(Excerpts from a dataset)
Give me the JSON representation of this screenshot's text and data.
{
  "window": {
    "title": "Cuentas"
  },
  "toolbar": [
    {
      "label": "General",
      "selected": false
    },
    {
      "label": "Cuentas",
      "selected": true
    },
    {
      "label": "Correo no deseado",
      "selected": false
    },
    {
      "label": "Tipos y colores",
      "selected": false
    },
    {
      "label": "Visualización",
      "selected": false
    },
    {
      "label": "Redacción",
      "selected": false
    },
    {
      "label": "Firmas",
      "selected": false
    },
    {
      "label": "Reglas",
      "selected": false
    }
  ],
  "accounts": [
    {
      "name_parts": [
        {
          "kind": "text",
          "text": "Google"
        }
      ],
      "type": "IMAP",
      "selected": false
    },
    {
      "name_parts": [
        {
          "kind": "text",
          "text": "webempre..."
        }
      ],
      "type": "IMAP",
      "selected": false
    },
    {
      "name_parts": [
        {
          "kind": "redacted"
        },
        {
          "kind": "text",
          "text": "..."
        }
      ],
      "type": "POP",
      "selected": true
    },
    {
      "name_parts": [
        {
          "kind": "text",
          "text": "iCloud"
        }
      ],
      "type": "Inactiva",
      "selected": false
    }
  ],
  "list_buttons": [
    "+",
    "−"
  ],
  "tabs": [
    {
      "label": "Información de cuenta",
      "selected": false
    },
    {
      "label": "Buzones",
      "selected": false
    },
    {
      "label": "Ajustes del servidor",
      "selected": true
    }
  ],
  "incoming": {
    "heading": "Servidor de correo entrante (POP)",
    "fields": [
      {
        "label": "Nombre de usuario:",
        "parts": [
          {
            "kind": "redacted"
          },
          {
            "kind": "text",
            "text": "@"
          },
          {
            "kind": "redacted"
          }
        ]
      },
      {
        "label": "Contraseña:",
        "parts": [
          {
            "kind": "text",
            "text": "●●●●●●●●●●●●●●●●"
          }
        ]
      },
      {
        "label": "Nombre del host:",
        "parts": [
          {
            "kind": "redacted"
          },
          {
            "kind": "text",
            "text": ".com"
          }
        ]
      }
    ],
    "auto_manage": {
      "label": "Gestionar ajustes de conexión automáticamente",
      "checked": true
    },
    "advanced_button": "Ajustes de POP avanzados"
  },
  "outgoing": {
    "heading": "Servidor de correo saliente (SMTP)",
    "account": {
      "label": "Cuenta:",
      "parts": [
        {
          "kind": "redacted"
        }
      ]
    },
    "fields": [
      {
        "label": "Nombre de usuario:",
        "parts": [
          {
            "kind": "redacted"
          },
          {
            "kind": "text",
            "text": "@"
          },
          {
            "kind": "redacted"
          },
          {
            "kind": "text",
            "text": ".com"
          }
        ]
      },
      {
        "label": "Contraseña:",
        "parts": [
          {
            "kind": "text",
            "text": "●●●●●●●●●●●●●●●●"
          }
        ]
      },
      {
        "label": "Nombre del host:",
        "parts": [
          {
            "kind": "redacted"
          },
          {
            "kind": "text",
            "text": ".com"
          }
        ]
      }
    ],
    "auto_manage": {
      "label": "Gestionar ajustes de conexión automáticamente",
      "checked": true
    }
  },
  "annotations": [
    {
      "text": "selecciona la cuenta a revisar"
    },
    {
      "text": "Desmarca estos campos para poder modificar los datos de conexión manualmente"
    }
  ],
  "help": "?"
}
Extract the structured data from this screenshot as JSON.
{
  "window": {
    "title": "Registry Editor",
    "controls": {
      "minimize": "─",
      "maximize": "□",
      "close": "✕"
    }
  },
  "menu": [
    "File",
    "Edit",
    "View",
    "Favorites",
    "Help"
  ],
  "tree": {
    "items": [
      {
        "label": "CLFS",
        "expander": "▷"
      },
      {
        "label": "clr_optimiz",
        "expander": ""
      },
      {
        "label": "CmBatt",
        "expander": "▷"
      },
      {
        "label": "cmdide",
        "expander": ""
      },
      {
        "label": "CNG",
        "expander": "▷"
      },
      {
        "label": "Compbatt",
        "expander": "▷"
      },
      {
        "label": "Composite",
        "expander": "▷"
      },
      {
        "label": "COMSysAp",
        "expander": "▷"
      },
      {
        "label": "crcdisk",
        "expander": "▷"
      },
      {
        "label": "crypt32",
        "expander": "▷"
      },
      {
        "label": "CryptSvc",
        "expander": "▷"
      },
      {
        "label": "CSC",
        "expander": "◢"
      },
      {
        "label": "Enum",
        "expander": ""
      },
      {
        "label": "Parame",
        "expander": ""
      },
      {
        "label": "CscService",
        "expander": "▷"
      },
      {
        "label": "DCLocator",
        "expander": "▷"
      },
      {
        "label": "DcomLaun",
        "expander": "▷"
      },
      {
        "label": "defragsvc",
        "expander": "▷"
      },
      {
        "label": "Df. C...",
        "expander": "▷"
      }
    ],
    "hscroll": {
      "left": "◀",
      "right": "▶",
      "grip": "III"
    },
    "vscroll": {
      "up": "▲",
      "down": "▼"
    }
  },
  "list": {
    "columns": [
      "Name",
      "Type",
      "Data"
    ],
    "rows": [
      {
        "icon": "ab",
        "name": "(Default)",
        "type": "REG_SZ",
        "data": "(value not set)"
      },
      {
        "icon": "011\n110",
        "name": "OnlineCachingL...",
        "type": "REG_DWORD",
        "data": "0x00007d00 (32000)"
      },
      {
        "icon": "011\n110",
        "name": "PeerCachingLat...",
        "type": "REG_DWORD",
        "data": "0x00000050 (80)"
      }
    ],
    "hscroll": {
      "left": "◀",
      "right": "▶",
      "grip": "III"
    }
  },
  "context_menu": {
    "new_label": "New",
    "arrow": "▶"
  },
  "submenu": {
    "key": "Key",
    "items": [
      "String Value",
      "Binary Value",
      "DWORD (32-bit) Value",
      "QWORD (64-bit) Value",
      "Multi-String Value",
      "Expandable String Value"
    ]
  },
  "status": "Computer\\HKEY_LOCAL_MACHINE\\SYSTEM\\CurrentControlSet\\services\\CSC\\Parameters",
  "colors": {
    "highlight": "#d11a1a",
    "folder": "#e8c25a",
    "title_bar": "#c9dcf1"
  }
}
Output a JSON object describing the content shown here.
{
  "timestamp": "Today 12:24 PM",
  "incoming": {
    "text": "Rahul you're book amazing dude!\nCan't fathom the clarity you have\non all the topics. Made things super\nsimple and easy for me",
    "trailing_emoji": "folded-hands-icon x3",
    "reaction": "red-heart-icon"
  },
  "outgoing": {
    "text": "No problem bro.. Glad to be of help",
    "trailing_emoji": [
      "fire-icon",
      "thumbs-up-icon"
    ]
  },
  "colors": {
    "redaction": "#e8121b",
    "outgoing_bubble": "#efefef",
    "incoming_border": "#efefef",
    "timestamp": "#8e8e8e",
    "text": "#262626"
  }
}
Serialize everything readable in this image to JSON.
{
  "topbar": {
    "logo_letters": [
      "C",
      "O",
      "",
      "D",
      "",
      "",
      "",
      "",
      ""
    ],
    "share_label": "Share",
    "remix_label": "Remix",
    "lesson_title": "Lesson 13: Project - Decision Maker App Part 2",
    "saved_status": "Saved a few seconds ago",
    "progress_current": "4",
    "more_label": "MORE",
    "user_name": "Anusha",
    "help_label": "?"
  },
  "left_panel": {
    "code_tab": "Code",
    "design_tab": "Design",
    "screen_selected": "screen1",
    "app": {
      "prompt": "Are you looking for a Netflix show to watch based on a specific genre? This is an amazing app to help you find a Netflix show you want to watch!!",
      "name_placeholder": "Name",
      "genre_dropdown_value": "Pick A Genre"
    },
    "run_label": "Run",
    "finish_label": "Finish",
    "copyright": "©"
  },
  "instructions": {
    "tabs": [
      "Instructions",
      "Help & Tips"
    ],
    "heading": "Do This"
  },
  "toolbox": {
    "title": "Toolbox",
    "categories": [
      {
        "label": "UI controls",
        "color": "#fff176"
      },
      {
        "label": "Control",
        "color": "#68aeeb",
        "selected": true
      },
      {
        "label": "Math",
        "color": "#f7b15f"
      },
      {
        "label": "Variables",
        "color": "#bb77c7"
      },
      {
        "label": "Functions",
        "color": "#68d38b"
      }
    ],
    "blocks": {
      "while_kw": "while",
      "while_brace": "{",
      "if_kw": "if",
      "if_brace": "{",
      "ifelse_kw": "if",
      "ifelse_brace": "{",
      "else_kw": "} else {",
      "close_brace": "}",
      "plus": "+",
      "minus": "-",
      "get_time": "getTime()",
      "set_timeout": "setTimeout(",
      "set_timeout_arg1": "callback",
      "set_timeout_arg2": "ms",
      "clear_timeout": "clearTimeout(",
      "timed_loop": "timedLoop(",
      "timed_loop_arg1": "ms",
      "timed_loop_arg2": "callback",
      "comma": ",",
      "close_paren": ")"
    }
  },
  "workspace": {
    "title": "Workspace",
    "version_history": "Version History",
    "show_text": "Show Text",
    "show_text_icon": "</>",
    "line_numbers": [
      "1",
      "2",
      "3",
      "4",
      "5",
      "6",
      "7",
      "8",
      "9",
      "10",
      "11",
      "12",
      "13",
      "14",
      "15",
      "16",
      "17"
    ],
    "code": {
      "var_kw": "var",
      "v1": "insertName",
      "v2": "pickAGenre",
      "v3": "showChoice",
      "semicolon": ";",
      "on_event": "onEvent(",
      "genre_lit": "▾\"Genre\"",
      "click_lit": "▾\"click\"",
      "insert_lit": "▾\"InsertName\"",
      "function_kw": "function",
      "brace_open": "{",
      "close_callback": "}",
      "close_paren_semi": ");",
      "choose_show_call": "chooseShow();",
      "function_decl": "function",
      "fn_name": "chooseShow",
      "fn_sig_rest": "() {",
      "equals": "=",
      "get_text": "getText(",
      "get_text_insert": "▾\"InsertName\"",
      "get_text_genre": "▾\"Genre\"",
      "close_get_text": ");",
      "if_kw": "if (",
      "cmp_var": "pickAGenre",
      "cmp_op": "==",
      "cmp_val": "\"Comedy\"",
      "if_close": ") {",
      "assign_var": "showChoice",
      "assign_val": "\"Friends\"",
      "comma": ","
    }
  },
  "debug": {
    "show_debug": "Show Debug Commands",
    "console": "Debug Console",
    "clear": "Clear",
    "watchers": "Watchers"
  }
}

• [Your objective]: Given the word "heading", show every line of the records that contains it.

• [Output of the task]:
    "heading": "Servidor de correo entrante (POP)",
    "heading": "Servidor de correo saliente (SMTP)",
    "heading": "Do This"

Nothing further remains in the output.